And even after considering all that – and after coming up with an almost-agreed-upon design and working out the details to get it to look perfect … someone walks in and tells us that, on their brother’s old Apple Mac, it looks like a dog’s dinner.

What it boils down to is this: The most important thing for us at ETR is for the design to enhance the content we publish. It should be attractive but not distracting, and allow you to read the copy without being bombarded by garish and unnecessary embellishments.

Our business is publishing – disseminating and monetizing information. Our content inspires action and gives you the opportunity to sign up for our newsletters or reports or to buy our publications, products, and seminars. Therefore, our design must make it simpler for you to find information and guide you to elements like e-mail signup forms on the screen.

And that is exactly what we believe we have finally accomplished with ETR’s new site.
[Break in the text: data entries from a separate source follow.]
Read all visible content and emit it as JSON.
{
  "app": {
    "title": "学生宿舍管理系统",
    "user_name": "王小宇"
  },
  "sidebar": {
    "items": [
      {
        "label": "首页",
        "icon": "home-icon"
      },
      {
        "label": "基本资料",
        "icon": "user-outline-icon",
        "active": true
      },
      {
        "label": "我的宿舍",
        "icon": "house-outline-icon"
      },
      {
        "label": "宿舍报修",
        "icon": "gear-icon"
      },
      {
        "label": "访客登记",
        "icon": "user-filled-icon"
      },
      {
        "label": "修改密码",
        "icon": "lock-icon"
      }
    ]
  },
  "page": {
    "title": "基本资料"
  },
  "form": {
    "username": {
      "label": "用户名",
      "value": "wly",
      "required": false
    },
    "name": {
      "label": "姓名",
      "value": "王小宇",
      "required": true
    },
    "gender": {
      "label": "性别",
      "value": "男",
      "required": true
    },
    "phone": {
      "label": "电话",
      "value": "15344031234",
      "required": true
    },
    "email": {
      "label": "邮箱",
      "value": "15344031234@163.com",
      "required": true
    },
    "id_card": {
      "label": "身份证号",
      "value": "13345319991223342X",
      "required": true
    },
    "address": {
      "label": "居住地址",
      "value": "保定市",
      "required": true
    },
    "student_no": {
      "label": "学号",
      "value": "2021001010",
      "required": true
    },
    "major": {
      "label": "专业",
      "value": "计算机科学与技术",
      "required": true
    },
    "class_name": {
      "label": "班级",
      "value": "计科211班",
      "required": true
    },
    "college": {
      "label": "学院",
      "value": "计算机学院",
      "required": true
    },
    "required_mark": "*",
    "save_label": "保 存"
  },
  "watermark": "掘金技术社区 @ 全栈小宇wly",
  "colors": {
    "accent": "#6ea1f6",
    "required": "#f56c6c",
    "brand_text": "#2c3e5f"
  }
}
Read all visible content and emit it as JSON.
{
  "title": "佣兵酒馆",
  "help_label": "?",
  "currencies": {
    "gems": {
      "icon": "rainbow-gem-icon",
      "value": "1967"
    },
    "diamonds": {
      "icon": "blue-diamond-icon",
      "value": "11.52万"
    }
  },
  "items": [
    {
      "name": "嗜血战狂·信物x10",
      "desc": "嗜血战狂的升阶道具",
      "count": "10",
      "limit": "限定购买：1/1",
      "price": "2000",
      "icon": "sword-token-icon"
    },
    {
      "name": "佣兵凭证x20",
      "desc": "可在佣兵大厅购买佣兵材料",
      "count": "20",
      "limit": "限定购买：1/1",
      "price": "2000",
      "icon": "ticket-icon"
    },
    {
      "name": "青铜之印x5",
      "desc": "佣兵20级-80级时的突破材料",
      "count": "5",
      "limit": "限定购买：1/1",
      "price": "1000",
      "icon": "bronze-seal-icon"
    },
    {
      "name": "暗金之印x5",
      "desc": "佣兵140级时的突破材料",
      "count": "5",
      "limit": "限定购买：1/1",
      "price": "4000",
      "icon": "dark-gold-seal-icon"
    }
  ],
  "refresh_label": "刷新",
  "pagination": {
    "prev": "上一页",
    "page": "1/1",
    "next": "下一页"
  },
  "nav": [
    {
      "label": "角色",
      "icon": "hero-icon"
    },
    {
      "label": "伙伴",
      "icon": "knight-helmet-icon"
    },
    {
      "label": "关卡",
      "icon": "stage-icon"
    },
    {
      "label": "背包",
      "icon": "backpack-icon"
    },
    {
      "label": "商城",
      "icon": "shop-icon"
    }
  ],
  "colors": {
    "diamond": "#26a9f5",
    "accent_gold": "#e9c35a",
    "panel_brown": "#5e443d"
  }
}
I salute the entire ETR team. They’ve done an incredible job of pulling together all the seemingly opposing ideas we had to work with … and the result is excellent.

Keep in mind that a good website is not a static “brochure” but an organic, evolving dialogue. And that dialogue involves … YOU! So, come January 1, 2007, visit EarlyToRise.com and tell us what you think.

[Ed. Note: David Cross is Senior Internet Consultant for Agora Publishing in Baltimore.]

Although David hails from Blackpool, England – which is often referred to as the “Las Vegas of England” – he shunned a career in show business and instead followed a meandering career path overflowing with “life’s great experiences,” working or living in over 20 countries along the way. Chef, teacher of Transcendental Meditation, guest presenter on QVC, earthquake relief volunteer, CEO of a web hosting company, marketer at a radio station and all combined with years of direct marketing, PR and sales experience for clients as diverse as health food stores, small charities and right up to multinational public companies. David brought unique talent and experience to his role for six years as Senior Internet Consultant to Agora Publishing Group. Working closely with Agora’s publishers and marketers to test new ideas and marketing campaigns, Agora’s Internet revenues topped $200 million in 2007. David understands and can communicate fluently with creative “right-brain” marketers and analytical “left-brain” IT and software teams, all with equal ease. He has a proven track record for generating results and creative thinking and excels at making trouble to find new ways of making things happen! He lives on a small farm close to Mount Hood in Oregon with his wife Cinda, a veterinarian, and their four children and a menagerie of animals (no more, please!). When not marketing or brainstorming you’ll find David following a dream of self-sufficiency for food, power and water within 10 years, tending the land and caring for the farm and animals. Not surprisingly, David is an engaging and knowledgeable speaker with many amusing anecdotes from his work and travels over the years.